WHAT THE TASK REQUIRES:
Work out how many lines in the following entries contain the string "système", and write only that number.

PROVIDED INFORMATION:
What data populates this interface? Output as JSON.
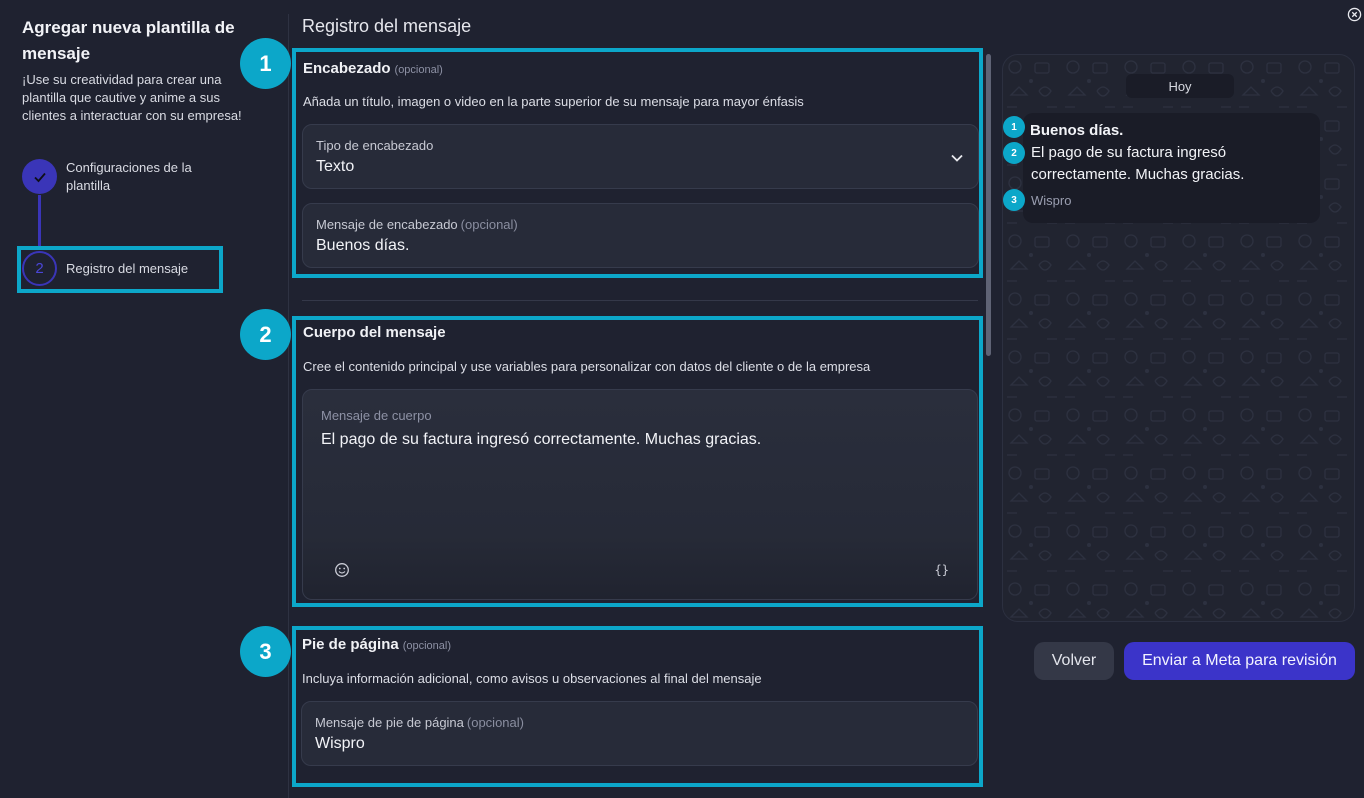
{
  "left": {
    "title": "Agregar nueva plantilla de mensaje",
    "description": "¡Use su creatividad para crear una plantilla que cautive y anime a sus clientes a interactuar con su empresa!",
    "steps": [
      {
        "number": "1",
        "label": "Configuraciones de la plantilla",
        "status": "done",
        "icon": "check-icon"
      },
      {
        "number": "2",
        "label": "Registro del mensaje",
        "status": "active"
      }
    ]
  },
  "main": {
    "title": "Registro del mensaje",
    "header": {
      "badge": "1",
      "title": "Encabezado",
      "optional": "(opcional)",
      "description": "Añada un título, imagen o video en la parte superior de su mensaje para mayor énfasis",
      "type_label": "Tipo de encabezado",
      "type_value": "Texto",
      "message_label": "Mensaje de encabezado",
      "message_optional": "(opcional)",
      "message_value": "Buenos días."
    },
    "body": {
      "badge": "2",
      "title": "Cuerpo del mensaje",
      "description": "Cree el contenido principal y use variables para personalizar con datos del cliente o de la empresa",
      "label": "Mensaje de cuerpo",
      "value": "El pago de su factura ingresó correctamente. Muchas gracias.",
      "variables_icon": "{}"
    },
    "footer": {
      "badge": "3",
      "title": "Pie de página",
      "optional": "(opcional)",
      "description": "Incluya información adicional, como avisos u observaciones al final del mensaje",
      "label": "Mensaje de pie de página",
      "label_optional": "(opcional)",
      "value": "Wispro"
    }
  },
  "preview": {
    "date_pill": "Hoy",
    "header_badge": "1",
    "header_text": "Buenos días.",
    "body_badge": "2",
    "body_line1": "El pago de su factura ingresó",
    "body_line2": "correctamente. Muchas gracias.",
    "footer_badge": "3",
    "footer_text": "Wispro"
  },
  "actions": {
    "back": "Volver",
    "submit": "Enviar a Meta para revisión"
  },
  "colors": {
    "background": "#1f2230",
    "accent": "#3b34c9",
    "highlight": "#0ca7c9"
  }
}
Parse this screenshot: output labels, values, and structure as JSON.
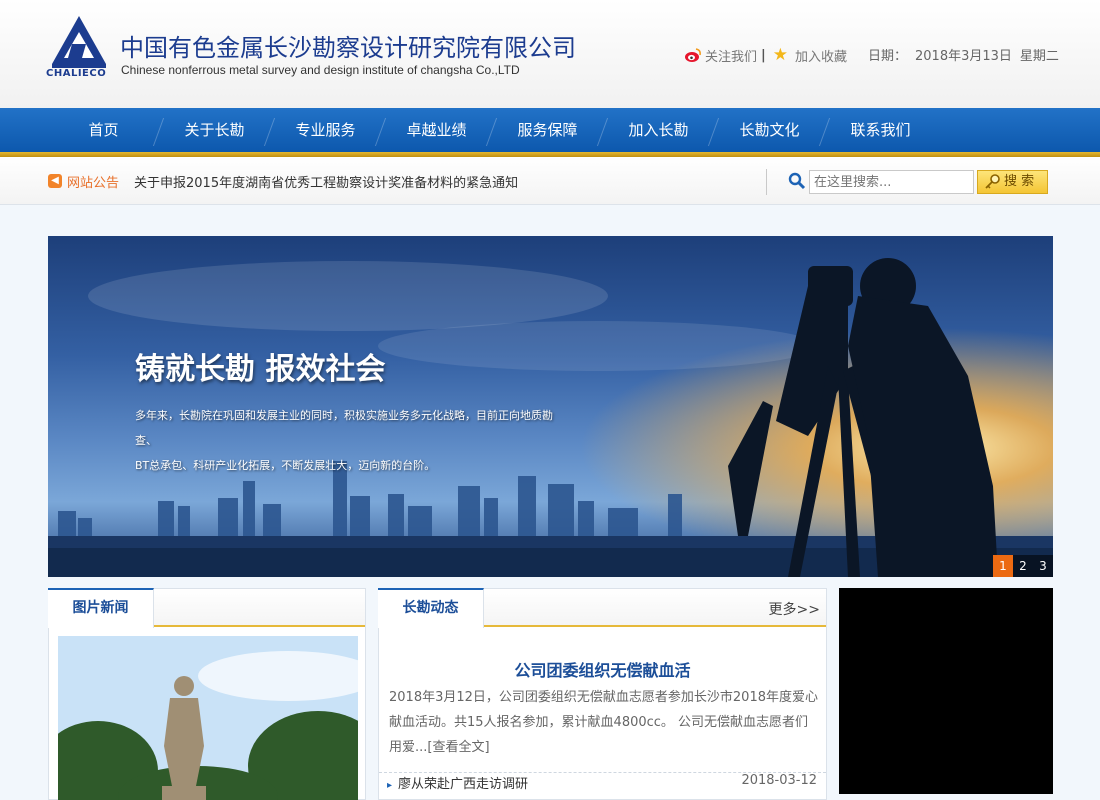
{
  "header": {
    "logo_text": "CHALIECO",
    "company_cn": "中国有色金属长沙勘察设计研究院有限公司",
    "company_en": "Chinese nonferrous metal survey and design institute of changsha Co.,LTD",
    "follow_label": "关注我们",
    "favorite_label": "加入收藏",
    "date_label": "日期：",
    "date_value": "2018年3月13日",
    "weekday": "星期二"
  },
  "nav": {
    "items": [
      "首页",
      "关于长勘",
      "专业服务",
      "卓越业绩",
      "服务保障",
      "加入长勘",
      "长勘文化",
      "联系我们"
    ]
  },
  "notice": {
    "label": "网站公告",
    "text": "关于申报2015年度湖南省优秀工程勘察设计奖准备材料的紧急通知"
  },
  "search": {
    "placeholder": "在这里搜索...",
    "button_label": "搜 索"
  },
  "banner": {
    "title": "铸就长勘 报效社会",
    "desc_line1": "多年来，长勘院在巩固和发展主业的同时，积极实施业务多元化战略，目前正向地质勘查、",
    "desc_line2": "BT总承包、科研产业化拓展，不断发展壮大，迈向新的台阶。",
    "slides": [
      "1",
      "2",
      "3"
    ],
    "active_slide": 1
  },
  "photo_news": {
    "tab_label": "图片新闻"
  },
  "dynamics": {
    "tab_label": "长勘动态",
    "more_label": "更多>>",
    "headline": "公司团委组织无偿献血活",
    "summary": "2018年3月12日，公司团委组织无偿献血志愿者参加长沙市2018年度爱心献血活动。共15人报名参加，累计献血4800cc。 公司无偿献血志愿者们用爱...[查看全文]",
    "items": [
      {
        "title": "廖从荣赴广西走访调研",
        "date": "2018-03-12"
      }
    ]
  },
  "colors": {
    "nav_blue": "#0d58ad",
    "accent_gold": "#e6b93a",
    "notice_orange": "#e8702a",
    "title_blue": "#1c4e98"
  },
  "icons": {
    "weibo": "weibo-icon",
    "star": "star-icon",
    "search": "search-icon",
    "notice": "notice-icon",
    "key": "key-icon"
  }
}
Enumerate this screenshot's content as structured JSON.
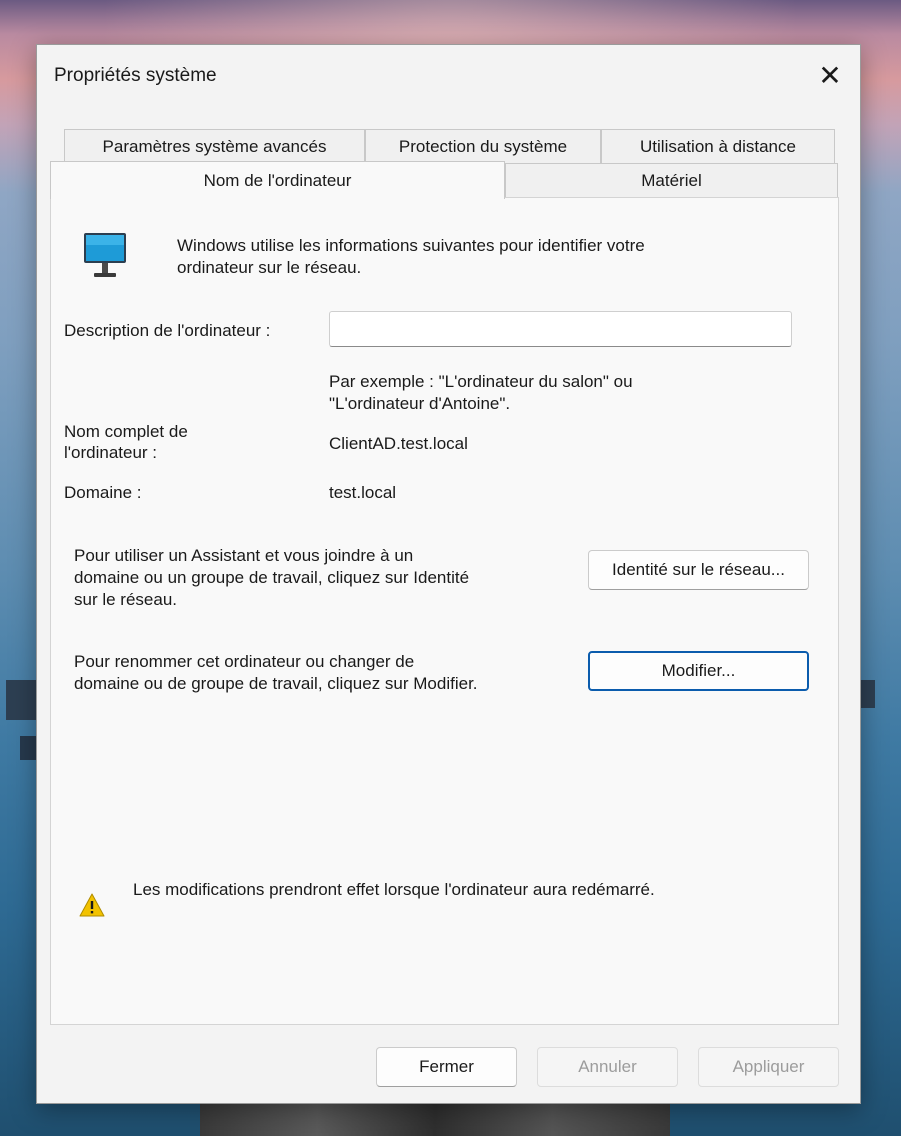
{
  "dialog": {
    "title": "Propriétés système",
    "close_glyph": "✕"
  },
  "tabs": {
    "advanced": "Paramètres système avancés",
    "protection": "Protection du système",
    "remote": "Utilisation à distance",
    "computer_name": "Nom de l'ordinateur",
    "hardware": "Matériel"
  },
  "active_tab": "computer_name",
  "intro": {
    "icon": "monitor-icon",
    "line1": "Windows utilise les informations suivantes pour identifier votre",
    "line2": "ordinateur sur le réseau."
  },
  "description": {
    "label": "Description de l'ordinateur :",
    "value": "",
    "example_line1": "Par exemple : \"L'ordinateur du salon\" ou",
    "example_line2": "\"L'ordinateur d'Antoine\"."
  },
  "full_name": {
    "label_line1": "Nom complet de",
    "label_line2": "l'ordinateur :",
    "value": "ClientAD.test.local"
  },
  "domain": {
    "label": "Domaine :",
    "value": "test.local"
  },
  "network_id": {
    "text_line1": "Pour utiliser un Assistant et vous joindre à un",
    "text_line2": "domaine ou un groupe de travail, cliquez sur Identité",
    "text_line3": "sur le réseau.",
    "button_label": "Identité sur le réseau..."
  },
  "rename": {
    "text_line1": "Pour renommer cet ordinateur ou changer de",
    "text_line2": "domaine ou de groupe de travail, cliquez sur Modifier.",
    "button_label": "Modifier..."
  },
  "warning": {
    "icon": "warning-icon",
    "text": "Les modifications prendront effet lorsque l'ordinateur aura redémarré."
  },
  "footer": {
    "close_label": "Fermer",
    "cancel_label": "Annuler",
    "apply_label": "Appliquer"
  },
  "colors": {
    "focus_border": "#0b5cad",
    "warning_yellow": "#f2c200",
    "monitor_screen": "#1e9bd7"
  }
}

EXERCISE SOLUTION:
3